[Records for the exercise]
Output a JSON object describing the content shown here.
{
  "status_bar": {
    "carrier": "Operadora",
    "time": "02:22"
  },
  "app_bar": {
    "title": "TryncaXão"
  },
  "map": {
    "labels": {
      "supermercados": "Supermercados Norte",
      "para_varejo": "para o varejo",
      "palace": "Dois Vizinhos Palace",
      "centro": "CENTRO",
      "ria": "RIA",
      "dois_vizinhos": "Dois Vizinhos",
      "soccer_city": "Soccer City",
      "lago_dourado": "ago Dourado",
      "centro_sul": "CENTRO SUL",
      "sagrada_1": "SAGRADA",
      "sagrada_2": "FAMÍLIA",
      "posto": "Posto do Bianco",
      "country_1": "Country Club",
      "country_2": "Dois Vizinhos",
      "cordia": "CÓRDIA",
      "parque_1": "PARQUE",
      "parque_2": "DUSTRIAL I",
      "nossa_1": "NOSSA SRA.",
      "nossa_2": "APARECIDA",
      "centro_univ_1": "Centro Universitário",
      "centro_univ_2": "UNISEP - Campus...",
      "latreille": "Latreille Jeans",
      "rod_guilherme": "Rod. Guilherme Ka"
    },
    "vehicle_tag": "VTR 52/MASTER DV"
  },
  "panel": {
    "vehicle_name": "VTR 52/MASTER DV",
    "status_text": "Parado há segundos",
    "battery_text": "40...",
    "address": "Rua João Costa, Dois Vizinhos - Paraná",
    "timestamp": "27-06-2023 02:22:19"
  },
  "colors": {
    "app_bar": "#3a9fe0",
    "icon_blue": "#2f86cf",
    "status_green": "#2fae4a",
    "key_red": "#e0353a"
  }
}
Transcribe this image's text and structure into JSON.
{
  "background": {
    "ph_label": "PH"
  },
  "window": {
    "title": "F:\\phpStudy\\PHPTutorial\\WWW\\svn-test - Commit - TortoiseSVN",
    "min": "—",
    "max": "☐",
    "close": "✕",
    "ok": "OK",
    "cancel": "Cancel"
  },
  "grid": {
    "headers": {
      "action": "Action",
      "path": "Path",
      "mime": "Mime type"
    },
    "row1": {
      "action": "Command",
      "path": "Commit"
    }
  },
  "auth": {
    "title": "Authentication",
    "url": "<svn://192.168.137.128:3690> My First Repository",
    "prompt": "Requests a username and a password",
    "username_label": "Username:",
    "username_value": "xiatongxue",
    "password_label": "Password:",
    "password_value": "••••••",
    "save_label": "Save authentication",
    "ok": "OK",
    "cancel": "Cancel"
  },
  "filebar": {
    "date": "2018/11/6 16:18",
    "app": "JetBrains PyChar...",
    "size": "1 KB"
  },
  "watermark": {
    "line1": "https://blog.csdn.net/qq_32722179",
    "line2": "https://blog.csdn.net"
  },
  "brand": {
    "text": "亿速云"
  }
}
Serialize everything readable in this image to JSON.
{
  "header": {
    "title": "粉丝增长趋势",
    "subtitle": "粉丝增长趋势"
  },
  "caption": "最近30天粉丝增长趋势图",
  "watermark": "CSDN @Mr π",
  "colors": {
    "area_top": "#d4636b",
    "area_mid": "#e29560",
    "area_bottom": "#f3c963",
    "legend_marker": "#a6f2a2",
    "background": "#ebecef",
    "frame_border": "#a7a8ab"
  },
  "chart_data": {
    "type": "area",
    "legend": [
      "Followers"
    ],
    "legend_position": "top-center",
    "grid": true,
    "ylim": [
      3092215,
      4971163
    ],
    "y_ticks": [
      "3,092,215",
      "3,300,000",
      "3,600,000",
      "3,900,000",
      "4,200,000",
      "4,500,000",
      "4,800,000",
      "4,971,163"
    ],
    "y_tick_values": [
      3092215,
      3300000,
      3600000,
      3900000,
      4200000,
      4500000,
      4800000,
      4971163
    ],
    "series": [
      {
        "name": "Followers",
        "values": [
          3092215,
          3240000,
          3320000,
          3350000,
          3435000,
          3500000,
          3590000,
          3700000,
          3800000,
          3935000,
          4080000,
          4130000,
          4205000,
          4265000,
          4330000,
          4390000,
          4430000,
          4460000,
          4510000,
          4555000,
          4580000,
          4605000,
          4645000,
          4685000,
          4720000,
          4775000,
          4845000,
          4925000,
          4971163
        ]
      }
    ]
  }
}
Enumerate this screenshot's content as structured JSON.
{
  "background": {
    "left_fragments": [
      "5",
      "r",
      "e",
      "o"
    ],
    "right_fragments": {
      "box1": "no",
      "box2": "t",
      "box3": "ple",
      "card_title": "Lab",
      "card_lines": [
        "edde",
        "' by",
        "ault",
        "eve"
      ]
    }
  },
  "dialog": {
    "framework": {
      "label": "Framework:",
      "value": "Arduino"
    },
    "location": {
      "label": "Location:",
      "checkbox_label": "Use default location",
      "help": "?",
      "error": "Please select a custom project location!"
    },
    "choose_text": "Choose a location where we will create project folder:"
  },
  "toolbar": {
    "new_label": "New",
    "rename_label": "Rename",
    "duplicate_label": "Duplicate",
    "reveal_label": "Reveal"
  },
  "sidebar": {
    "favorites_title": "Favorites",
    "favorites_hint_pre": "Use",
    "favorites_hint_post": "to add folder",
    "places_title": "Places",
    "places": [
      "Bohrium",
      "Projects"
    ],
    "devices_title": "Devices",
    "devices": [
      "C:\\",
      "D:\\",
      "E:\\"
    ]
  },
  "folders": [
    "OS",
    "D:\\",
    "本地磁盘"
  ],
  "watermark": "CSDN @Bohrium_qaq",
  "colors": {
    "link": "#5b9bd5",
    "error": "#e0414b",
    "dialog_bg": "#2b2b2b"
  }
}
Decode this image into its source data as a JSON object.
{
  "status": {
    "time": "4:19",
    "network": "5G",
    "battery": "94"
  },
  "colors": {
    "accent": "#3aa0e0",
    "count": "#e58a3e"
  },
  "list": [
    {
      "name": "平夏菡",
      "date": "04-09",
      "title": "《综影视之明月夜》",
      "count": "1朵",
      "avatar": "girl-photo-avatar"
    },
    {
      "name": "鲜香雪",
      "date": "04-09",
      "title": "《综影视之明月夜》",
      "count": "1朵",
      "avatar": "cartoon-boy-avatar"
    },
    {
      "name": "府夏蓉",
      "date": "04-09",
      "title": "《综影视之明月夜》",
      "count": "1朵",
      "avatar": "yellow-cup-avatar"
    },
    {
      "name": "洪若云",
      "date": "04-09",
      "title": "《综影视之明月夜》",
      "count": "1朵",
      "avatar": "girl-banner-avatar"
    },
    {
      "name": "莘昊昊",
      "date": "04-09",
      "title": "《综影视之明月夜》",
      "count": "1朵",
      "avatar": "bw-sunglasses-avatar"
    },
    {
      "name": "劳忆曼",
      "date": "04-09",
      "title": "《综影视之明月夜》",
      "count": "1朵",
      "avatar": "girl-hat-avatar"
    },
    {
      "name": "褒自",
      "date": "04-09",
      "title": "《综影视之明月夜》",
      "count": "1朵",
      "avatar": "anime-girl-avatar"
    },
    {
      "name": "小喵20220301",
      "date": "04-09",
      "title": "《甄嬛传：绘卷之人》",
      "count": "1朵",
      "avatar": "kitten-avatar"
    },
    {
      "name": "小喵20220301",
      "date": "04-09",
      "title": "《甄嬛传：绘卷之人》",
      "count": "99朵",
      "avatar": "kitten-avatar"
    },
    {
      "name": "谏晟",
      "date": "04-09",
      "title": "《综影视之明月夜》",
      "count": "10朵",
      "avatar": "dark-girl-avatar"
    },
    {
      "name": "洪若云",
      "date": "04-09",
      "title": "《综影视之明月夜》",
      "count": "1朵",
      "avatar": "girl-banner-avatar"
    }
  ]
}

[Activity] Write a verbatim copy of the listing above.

[Response for this exercise]
Output a JSON object describing the content shown here.
{
  "status_bar": {
    "carrier": "Operadora",
    "time": "02:22"
  },
  "app_bar": {
    "title": "TryncaXão"
  },
  "map": {
    "labels": {
      "supermercados": "Supermercados Norte",
      "para_varejo": "para o varejo",
      "palace": "Dois Vizinhos Palace",
      "centro": "CENTRO",
      "ria": "RIA",
      "dois_vizinhos": "Dois Vizinhos",
      "soccer_city": "Soccer City",
      "lago_dourado": "ago Dourado",
      "centro_sul": "CENTRO SUL",
      "sagrada_1": "SAGRADA",
      "sagrada_2": "FAMÍLIA",
      "posto": "Posto do Bianco",
      "country_1": "Country Club",
      "country_2": "Dois Vizinhos",
      "cordia": "CÓRDIA",
      "parque_1": "PARQUE",
      "parque_2": "DUSTRIAL I",
      "nossa_1": "NOSSA SRA.",
      "nossa_2": "APARECIDA",
      "centro_univ_1": "Centro Universitário",
      "centro_univ_2": "UNISEP - Campus...",
      "latreille": "Latreille Jeans",
      "rod_guilherme": "Rod. Guilherme Ka"
    },
    "vehicle_tag": "VTR 52/MASTER DV"
  },
  "panel": {
    "vehicle_name": "VTR 52/MASTER DV",
    "status_text": "Parado há segundos",
    "battery_text": "40...",
    "address": "Rua João Costa, Dois Vizinhos - Paraná",
    "timestamp": "27-06-2023 02:22:19"
  },
  "colors": {
    "app_bar": "#3a9fe0",
    "icon_blue": "#2f86cf",
    "status_green": "#2fae4a",
    "key_red": "#e0353a"
  }
}
Transcribe this image's text and structure into JSON.
{
  "background": {
    "ph_label": "PH"
  },
  "window": {
    "title": "F:\\phpStudy\\PHPTutorial\\WWW\\svn-test - Commit - TortoiseSVN",
    "min": "—",
    "max": "☐",
    "close": "✕",
    "ok": "OK",
    "cancel": "Cancel"
  },
  "grid": {
    "headers": {
      "action": "Action",
      "path": "Path",
      "mime": "Mime type"
    },
    "row1": {
      "action": "Command",
      "path": "Commit"
    }
  },
  "auth": {
    "title": "Authentication",
    "url": "<svn://192.168.137.128:3690> My First Repository",
    "prompt": "Requests a username and a password",
    "username_label": "Username:",
    "username_value": "xiatongxue",
    "password_label": "Password:",
    "password_value": "••••••",
    "save_label": "Save authentication",
    "ok": "OK",
    "cancel": "Cancel"
  },
  "filebar": {
    "date": "2018/11/6 16:18",
    "app": "JetBrains PyChar...",
    "size": "1 KB"
  },
  "watermark": {
    "line1": "https://blog.csdn.net/qq_32722179",
    "line2": "https://blog.csdn.net"
  },
  "brand": {
    "text": "亿速云"
  }
}
Serialize everything readable in this image to JSON.
{
  "header": {
    "title": "粉丝增长趋势",
    "subtitle": "粉丝增长趋势"
  },
  "caption": "最近30天粉丝增长趋势图",
  "watermark": "CSDN @Mr π",
  "colors": {
    "area_top": "#d4636b",
    "area_mid": "#e29560",
    "area_bottom": "#f3c963",
    "legend_marker": "#a6f2a2",
    "background": "#ebecef",
    "frame_border": "#a7a8ab"
  },
  "chart_data": {
    "type": "area",
    "legend": [
      "Followers"
    ],
    "legend_position": "top-center",
    "grid": true,
    "ylim": [
      3092215,
      4971163
    ],
    "y_ticks": [
      "3,092,215",
      "3,300,000",
      "3,600,000",
      "3,900,000",
      "4,200,000",
      "4,500,000",
      "4,800,000",
      "4,971,163"
    ],
    "y_tick_values": [
      3092215,
      3300000,
      3600000,
      3900000,
      4200000,
      4500000,
      4800000,
      4971163
    ],
    "series": [
      {
        "name": "Followers",
        "values": [
          3092215,
          3240000,
          3320000,
          3350000,
          3435000,
          3500000,
          3590000,
          3700000,
          3800000,
          3935000,
          4080000,
          4130000,
          4205000,
          4265000,
          4330000,
          4390000,
          4430000,
          4460000,
          4510000,
          4555000,
          4580000,
          4605000,
          4645000,
          4685000,
          4720000,
          4775000,
          4845000,
          4925000,
          4971163
        ]
      }
    ]
  }
}
Enumerate this screenshot's content as structured JSON.
{
  "background": {
    "left_fragments": [
      "5",
      "r",
      "e",
      "o"
    ],
    "right_fragments": {
      "box1": "no",
      "box2": "t",
      "box3": "ple",
      "card_title": "Lab",
      "card_lines": [
        "edde",
        "' by",
        "ault",
        "eve"
      ]
    }
  },
  "dialog": {
    "framework": {
      "label": "Framework:",
      "value": "Arduino"
    },
    "location": {
      "label": "Location:",
      "checkbox_label": "Use default location",
      "help": "?",
      "error": "Please select a custom project location!"
    },
    "choose_text": "Choose a location where we will create project folder:"
  },
  "toolbar": {
    "new_label": "New",
    "rename_label": "Rename",
    "duplicate_label": "Duplicate",
    "reveal_label": "Reveal"
  },
  "sidebar": {
    "favorites_title": "Favorites",
    "favorites_hint_pre": "Use",
    "favorites_hint_post": "to add folder",
    "places_title": "Places",
    "places": [
      "Bohrium",
      "Projects"
    ],
    "devices_title": "Devices",
    "devices": [
      "C:\\",
      "D:\\",
      "E:\\"
    ]
  },
  "folders": [
    "OS",
    "D:\\",
    "本地磁盘"
  ],
  "watermark": "CSDN @Bohrium_qaq",
  "colors": {
    "link": "#5b9bd5",
    "error": "#e0414b",
    "dialog_bg": "#2b2b2b"
  }
}
Decode this image into its source data as a JSON object.
{
  "status": {
    "time": "4:19",
    "network": "5G",
    "battery": "94"
  },
  "colors": {
    "accent": "#3aa0e0",
    "count": "#e58a3e"
  },
  "list": [
    {
      "name": "平夏菡",
      "date": "04-09",
      "title": "《综影视之明月夜》",
      "count": "1朵",
      "avatar": "girl-photo-avatar"
    },
    {
      "name": "鲜香雪",
      "date": "04-09",
      "title": "《综影视之明月夜》",
      "count": "1朵",
      "avatar": "cartoon-boy-avatar"
    },
    {
      "name": "府夏蓉",
      "date": "04-09",
      "title": "《综影视之明月夜》",
      "count": "1朵",
      "avatar": "yellow-cup-avatar"
    },
    {
      "name": "洪若云",
      "date": "04-09",
      "title": "《综影视之明月夜》",
      "count": "1朵",
      "avatar": "girl-banner-avatar"
    },
    {
      "name": "莘昊昊",
      "date": "04-09",
      "title": "《综影视之明月夜》",
      "count": "1朵",
      "avatar": "bw-sunglasses-avatar"
    },
    {
      "name": "劳忆曼",
      "date": "04-09",
      "title": "《综影视之明月夜》",
      "count": "1朵",
      "avatar": "girl-hat-avatar"
    },
    {
      "name": "褒自",
      "date": "04-09",
      "title": "《综影视之明月夜》",
      "count": "1朵",
      "avatar": "anime-girl-avatar"
    },
    {
      "name": "小喵20220301",
      "date": "04-09",
      "title": "《甄嬛传：绘卷之人》",
      "count": "1朵",
      "avatar": "kitten-avatar"
    },
    {
      "name": "小喵20220301",
      "date": "04-09",
      "title": "《甄嬛传：绘卷之人》",
      "count": "99朵",
      "avatar": "kitten-avatar"
    },
    {
      "name": "谏晟",
      "date": "04-09",
      "title": "《综影视之明月夜》",
      "count": "10朵",
      "avatar": "dark-girl-avatar"
    },
    {
      "name": "洪若云",
      "date": "04-09",
      "title": "《综影视之明月夜》",
      "count": "1朵",
      "avatar": "girl-banner-avatar"
    }
  ]
}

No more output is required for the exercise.